The case of Tariq Ramadan has become central to efforts by academic and civil liberties groups to challenge the denial of U.S. visas to foreign scholars. And on Thursday, a federal judge handed those groups a defeat by upholding the right of the government to deny a visa to Ramadan, a prominent Muslim scholar who has been unable to enter the United States to accept a position at the University of Notre Dame.
The Modern Language Association frequently helps out its critics with provocative session titles and left-leaning political stands offered by its members. At this year’s annual meeting, in Chicago, some MLA members have worried that the association was poised to take stances that would have sent David Horowitz’s fund raising through the roof with resolutions that appeared to be anti-Israel and pro-Ward Churchill.

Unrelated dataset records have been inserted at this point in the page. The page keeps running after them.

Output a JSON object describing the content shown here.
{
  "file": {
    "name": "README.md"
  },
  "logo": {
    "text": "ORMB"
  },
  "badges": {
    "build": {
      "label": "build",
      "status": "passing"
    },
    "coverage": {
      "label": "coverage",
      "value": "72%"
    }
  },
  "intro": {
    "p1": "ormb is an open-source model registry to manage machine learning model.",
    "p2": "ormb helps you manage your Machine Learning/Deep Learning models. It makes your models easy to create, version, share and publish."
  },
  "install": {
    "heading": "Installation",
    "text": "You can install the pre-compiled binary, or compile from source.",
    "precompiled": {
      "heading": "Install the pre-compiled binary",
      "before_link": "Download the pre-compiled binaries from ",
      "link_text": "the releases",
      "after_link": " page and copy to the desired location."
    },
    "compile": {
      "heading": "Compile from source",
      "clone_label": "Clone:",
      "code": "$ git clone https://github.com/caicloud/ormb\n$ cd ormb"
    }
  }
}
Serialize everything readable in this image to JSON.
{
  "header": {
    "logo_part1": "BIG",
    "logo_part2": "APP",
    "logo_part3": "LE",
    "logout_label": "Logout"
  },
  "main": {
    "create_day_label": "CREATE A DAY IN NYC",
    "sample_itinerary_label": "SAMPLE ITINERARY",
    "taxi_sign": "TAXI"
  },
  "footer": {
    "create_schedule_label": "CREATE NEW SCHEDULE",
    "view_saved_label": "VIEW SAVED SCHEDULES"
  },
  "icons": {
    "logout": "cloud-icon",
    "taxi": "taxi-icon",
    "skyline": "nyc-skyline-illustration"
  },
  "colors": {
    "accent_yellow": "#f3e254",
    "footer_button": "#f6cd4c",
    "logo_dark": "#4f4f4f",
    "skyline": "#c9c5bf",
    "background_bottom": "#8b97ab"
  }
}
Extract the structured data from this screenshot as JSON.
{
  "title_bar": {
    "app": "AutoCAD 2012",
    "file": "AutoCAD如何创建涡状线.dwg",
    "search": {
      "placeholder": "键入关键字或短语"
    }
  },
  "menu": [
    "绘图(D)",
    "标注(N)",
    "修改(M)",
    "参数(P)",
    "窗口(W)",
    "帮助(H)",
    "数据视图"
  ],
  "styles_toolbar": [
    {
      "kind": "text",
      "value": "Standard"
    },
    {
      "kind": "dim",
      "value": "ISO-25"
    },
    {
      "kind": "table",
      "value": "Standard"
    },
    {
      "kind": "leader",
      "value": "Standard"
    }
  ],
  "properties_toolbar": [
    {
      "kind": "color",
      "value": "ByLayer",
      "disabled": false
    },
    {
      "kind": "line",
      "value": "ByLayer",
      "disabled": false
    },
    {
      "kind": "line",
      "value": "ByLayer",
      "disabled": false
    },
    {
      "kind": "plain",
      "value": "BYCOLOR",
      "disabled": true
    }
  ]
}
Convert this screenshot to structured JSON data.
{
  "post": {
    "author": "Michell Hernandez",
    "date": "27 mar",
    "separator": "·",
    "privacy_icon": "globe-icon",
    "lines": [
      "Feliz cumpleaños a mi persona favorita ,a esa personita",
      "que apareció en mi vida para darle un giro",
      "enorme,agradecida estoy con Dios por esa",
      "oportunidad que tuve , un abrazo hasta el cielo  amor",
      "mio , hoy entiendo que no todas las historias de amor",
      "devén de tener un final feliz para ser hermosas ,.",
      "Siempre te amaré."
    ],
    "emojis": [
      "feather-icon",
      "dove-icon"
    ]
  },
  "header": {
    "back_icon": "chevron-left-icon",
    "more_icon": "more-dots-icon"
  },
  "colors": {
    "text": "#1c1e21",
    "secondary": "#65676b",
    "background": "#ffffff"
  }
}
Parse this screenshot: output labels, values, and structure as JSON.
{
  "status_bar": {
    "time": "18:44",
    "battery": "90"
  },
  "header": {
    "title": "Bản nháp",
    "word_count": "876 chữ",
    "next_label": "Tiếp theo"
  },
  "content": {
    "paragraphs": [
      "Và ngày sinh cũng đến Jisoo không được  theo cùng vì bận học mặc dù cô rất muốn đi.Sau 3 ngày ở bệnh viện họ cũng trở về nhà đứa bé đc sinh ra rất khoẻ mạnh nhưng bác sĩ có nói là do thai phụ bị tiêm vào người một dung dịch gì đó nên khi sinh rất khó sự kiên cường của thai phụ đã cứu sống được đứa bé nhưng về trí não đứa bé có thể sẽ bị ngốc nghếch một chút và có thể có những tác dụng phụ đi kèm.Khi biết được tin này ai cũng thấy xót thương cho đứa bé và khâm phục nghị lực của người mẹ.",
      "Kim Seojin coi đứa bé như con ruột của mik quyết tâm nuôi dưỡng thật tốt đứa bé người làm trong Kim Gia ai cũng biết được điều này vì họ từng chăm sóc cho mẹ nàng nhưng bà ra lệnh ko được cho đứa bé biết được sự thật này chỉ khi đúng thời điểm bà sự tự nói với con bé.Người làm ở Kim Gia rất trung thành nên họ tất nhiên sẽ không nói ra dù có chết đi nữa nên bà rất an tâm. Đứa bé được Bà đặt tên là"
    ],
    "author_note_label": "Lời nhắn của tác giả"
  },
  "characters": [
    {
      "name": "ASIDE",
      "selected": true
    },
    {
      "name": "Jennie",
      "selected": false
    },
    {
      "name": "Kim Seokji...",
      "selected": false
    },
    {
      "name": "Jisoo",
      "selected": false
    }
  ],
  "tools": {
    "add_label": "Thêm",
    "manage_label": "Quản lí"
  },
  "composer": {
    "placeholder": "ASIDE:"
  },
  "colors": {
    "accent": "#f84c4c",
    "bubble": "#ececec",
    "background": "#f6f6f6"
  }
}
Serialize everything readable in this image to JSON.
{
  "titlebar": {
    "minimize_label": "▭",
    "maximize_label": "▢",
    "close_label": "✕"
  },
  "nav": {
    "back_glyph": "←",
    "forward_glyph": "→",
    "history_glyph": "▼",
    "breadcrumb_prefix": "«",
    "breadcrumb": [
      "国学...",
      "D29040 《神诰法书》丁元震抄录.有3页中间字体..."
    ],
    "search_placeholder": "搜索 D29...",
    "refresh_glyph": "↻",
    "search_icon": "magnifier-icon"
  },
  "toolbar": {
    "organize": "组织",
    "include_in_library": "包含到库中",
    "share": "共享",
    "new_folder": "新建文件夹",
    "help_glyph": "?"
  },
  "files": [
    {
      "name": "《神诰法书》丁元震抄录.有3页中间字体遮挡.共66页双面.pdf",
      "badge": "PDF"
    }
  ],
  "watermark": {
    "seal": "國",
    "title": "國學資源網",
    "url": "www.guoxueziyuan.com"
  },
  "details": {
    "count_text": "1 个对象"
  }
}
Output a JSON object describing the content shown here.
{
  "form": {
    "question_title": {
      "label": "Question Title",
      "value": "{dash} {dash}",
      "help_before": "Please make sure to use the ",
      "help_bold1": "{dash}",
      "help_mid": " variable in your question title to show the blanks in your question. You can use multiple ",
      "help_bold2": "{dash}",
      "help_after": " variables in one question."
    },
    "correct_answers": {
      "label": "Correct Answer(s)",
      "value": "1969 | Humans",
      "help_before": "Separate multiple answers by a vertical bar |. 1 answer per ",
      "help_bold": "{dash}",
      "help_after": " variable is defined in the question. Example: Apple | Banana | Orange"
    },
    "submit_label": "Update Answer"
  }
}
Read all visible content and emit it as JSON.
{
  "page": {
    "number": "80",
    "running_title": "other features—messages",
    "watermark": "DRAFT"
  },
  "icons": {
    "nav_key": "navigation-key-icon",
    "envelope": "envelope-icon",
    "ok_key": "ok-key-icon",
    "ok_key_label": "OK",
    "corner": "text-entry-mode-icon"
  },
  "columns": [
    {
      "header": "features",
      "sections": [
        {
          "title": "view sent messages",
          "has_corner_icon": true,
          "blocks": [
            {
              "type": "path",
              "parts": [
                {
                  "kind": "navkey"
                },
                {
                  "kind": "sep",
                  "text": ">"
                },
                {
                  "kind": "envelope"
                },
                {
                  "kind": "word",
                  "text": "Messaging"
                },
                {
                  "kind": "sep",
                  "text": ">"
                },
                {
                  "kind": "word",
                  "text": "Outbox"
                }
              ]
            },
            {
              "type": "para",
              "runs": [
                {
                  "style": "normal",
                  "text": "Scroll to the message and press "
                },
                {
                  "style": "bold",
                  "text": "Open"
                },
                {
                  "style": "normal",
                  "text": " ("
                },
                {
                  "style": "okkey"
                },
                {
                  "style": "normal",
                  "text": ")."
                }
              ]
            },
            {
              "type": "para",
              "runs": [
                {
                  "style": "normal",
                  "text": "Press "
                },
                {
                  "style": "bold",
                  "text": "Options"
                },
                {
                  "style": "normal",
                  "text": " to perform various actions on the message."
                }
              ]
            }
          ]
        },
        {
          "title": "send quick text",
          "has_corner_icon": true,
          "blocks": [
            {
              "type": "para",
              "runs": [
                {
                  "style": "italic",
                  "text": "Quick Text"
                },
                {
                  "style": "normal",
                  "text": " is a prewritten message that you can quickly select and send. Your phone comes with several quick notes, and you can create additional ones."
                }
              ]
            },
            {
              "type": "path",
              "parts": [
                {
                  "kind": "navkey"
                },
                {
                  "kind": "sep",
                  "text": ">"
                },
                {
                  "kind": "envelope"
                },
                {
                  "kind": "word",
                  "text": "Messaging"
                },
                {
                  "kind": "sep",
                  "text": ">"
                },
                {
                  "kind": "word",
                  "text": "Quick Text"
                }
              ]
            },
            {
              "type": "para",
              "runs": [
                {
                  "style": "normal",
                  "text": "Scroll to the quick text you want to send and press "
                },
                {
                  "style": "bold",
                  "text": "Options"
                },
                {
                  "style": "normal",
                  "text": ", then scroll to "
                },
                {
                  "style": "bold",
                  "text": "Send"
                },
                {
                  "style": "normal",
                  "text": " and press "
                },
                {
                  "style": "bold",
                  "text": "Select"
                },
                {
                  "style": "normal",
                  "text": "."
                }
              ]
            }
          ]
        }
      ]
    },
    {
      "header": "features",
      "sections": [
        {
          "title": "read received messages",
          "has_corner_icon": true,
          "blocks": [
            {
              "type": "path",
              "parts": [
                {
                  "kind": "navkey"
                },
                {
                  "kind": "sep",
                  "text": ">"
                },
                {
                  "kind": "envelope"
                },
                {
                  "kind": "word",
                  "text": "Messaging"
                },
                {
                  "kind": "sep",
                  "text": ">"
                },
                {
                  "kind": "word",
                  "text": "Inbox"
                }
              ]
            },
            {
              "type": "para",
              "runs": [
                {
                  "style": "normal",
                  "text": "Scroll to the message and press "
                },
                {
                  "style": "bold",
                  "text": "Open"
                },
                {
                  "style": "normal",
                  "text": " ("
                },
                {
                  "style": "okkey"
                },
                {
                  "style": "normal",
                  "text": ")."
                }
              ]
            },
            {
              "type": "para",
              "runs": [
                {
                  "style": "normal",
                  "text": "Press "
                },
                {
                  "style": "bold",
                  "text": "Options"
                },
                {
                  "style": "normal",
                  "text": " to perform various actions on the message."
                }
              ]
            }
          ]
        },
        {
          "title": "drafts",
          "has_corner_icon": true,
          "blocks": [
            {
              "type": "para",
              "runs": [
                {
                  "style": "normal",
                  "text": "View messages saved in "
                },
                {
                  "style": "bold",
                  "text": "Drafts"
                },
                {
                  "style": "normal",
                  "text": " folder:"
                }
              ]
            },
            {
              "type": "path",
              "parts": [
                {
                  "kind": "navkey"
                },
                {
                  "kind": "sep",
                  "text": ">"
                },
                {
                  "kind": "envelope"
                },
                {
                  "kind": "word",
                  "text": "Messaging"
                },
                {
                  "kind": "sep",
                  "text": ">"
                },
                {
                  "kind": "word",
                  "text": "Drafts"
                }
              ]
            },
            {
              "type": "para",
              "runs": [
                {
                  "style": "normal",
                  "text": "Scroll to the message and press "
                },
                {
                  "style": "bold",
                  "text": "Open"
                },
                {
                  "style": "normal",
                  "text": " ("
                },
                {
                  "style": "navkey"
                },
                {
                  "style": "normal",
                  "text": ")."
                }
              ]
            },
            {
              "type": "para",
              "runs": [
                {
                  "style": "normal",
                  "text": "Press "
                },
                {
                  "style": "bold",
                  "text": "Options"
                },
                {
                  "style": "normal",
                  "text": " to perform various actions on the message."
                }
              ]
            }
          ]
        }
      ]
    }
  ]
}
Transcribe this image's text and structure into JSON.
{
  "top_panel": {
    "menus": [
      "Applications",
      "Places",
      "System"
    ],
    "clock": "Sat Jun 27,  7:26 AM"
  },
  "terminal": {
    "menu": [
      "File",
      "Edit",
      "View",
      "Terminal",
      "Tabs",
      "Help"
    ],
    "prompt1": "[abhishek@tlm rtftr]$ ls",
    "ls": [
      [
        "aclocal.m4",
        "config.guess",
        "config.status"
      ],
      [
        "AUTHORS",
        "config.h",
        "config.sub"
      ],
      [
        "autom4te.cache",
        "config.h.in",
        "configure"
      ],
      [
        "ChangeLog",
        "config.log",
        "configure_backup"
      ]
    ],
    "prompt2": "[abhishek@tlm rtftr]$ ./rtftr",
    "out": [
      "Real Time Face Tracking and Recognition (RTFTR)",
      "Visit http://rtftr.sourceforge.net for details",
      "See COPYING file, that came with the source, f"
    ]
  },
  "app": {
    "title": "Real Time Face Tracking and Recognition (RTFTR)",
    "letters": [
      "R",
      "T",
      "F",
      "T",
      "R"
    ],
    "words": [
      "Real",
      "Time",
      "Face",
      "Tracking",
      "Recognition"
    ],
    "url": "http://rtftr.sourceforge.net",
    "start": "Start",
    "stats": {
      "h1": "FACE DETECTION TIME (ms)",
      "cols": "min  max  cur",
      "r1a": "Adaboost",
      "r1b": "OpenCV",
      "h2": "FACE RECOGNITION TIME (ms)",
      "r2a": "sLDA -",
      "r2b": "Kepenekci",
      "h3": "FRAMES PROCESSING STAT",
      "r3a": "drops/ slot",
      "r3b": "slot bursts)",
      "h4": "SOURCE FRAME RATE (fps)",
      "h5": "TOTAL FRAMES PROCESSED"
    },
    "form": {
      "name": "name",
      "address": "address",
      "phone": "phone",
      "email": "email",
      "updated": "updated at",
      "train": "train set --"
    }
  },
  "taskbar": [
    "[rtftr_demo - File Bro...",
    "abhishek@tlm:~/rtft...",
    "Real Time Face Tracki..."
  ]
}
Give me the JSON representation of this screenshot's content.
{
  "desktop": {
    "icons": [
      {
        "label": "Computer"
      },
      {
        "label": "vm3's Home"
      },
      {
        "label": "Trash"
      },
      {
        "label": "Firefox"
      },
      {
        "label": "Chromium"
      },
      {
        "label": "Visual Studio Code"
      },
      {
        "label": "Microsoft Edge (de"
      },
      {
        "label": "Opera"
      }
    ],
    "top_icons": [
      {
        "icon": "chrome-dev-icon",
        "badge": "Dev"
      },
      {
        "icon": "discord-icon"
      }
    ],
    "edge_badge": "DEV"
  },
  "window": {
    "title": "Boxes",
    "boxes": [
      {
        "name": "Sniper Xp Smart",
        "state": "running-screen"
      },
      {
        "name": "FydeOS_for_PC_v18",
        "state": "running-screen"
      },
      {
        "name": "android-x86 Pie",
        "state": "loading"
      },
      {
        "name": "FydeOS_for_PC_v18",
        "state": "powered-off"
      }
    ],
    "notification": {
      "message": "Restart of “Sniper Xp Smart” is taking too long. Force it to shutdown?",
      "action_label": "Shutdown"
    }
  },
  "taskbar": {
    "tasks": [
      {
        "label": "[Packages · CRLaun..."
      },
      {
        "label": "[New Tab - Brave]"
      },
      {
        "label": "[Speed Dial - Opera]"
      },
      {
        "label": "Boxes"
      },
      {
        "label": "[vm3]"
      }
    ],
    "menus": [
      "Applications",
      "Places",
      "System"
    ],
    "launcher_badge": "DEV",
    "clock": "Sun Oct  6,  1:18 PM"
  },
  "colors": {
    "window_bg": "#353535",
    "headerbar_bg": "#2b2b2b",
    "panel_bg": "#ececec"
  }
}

Submitted by Andy Guess on January 11, 2008 - 4:00am
T. Hayden Barnes opposed his university's plan to build two large parking garages with $30 million from students' mandatory fees. So last spring, he did what any student activist would do: He posted fliers criticizing the plan, wrote mass e-mails to students, sent letters to administrators and wrote a letter to the editor of the campus newspaper. While that kind of campaign might be enough to annoy university officials, Barnes never thought it would get him expelled.
The sole finalist to become president of the University of Colorado system was, as a state teachers' union describes it, “the architect and chief proponent” of changes at Metropolitan State College of Denver that "eliminated tenure as we know it.” Bruce Benson, the owner and president of an oil and gas exploration and production company since 1965, served as chair of Metro State’s Board